Colorectal cancer is among the most prevalent and deadly of cancers. But it is also one of the most preventable, treatable and beatable — so long as it is caught on time.

With that in mind, observances like National Colorectal Cancer Awareness Month in March are key to spreading the word on the importance of screenings and early treatment in the fight against the disease, the second-leading cancer killer in the United States.

This all-too-common cancer affects both men and women of all racial and ethnic groups, particularly those age 50 and older. And the older you get, the greater the chance of contracting it, especially if it runs in your family.

Other risk factors include having inflammatory bowel diseases such as Crohn’s disease or ulcerative colitis, a genetic syndrome such as familial adenomatous polyposis (FAP) or hereditary non-polyposis colorectal cancer (Lynch syndrome). And lifestyle choices like lack of exercise, poor diet, obesity, excessive alcohol consumption and tobacco use could also play a role.

Most of the time, colorectal cancer begins as precancerous polyps, also called abnormal growths, in the colon or rectum that can remain there for years before they become cancerous. Early on, they often don’t result in any noticeable symptoms.

And that’s why preventive screenings, done via a colonoscopy or other procedures, are so important. They allow those precancerous polyps to be found and removed before they have time to turn into a potentially deadly cancer. Screenings also present a great opportunity to find colorectal cancer in its early stages, when treatment is most effective.

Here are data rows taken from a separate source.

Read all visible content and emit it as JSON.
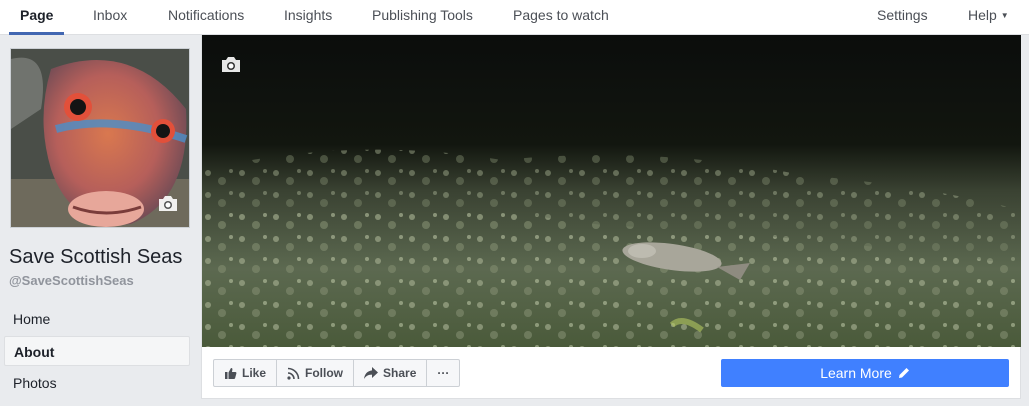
{
  "topnav": {
    "tabs": [
      {
        "label": "Page",
        "active": true
      },
      {
        "label": "Inbox"
      },
      {
        "label": "Notifications"
      },
      {
        "label": "Insights"
      },
      {
        "label": "Publishing Tools"
      },
      {
        "label": "Pages to watch"
      }
    ],
    "settings": "Settings",
    "help": "Help"
  },
  "page": {
    "name": "Save Scottish Seas",
    "handle": "@SaveScottishSeas"
  },
  "sidebar": {
    "items": [
      {
        "label": "Home"
      },
      {
        "label": "About",
        "active": true
      },
      {
        "label": "Photos"
      }
    ]
  },
  "actions": {
    "like": "Like",
    "follow": "Follow",
    "share": "Share",
    "more": "···",
    "cta": "Learn More"
  },
  "colors": {
    "accent": "#4267b2",
    "cta": "#4080ff",
    "background": "#e9ebee"
  }
}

Some of you might be asking yourself, “When is the best time to start getting screened?” Well, for many years the standard was beginning at age 50. However, in May 2021, the U.S. Preventive Services Task Force changed its colorectal cancer screening recommendation to age 45. Future screenings will be based on your own individual risk factors and the advice of your physician.

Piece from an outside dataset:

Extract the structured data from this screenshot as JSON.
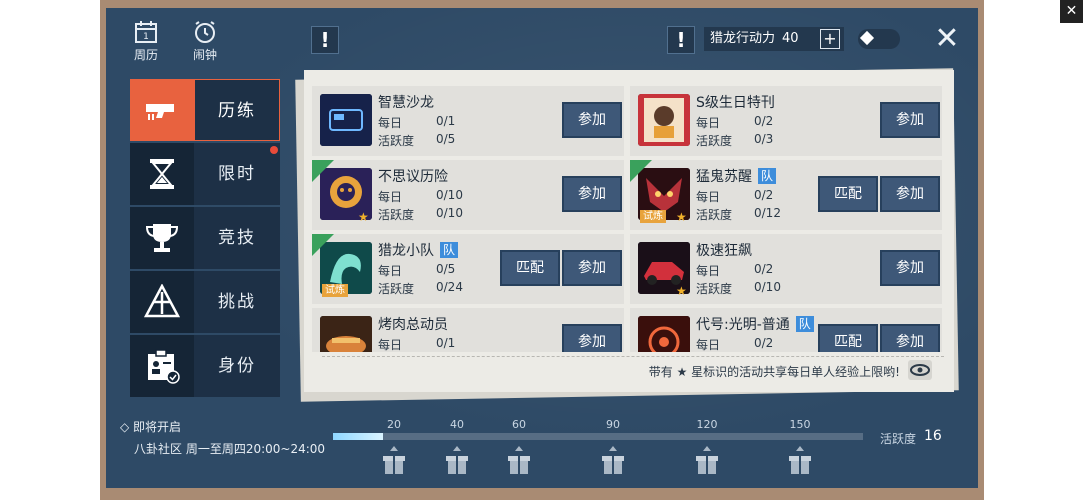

The advocacy efforts are working, and the proof is in the statistics. Today, about seven in 10 American adults ages 50 to 75 are up to date with their colorectal cancer screenings, according to the Centers for Disease Control and Prevention.

That’s good, but we can do even better. And I can tell you that we here at The Wright Center are doing all we can to screen as many people as possible in hopes of bringing down the disease’s incidence levels across Northeast Pennsylvania.

Meanwhile, researchers are looking to see if a diet low in animal fats and high in fruits, vegetables and whole grains —such as the Mediterranean Diet — can reduce one’s risk of colorectal cancer, as it does for coronary artery disease and diabetes.

And additional studies suggest that people can ward off the disease through exercising more, maintaining a healthy weight, limiting their alcohol intake and avoiding tobacco products. As it happens, The Wright Center’s Lifestyle Medicine program was designed for the exact purpose of showing patients how healthy living adjustments like these can prevent a host of chronic diseases, including cancer.

Additional research is investigating whether medicines and supplements can help prevent colorectal cancer. This disease is serious business, but hardly a death sentence — especially when you make the commitment to long-term preventative health. It’s a relatively easy and most worthy investment of your time.

Dr. Jelena Surla serves as the chief gastroenterology fellow at The Wright Center for Graduate Medical Education, which provides eight residency and fellowship programs. The Wright Center’s mission is to improve the health and welfare of the communities we serve through inclusive and responsive health services and the sustainable renewal of an inspired, competent workforce that is privileged to serve. This mission is delivered through a Graduate Medical Education Safety-Net Consortium model that engages two complementary entities: The Wright Center for Graduate Medical Education, The Wright Center for Community Health, a Federally Qualified Health Center Look-Alike and four partnering national Federally Qualified Health Centers.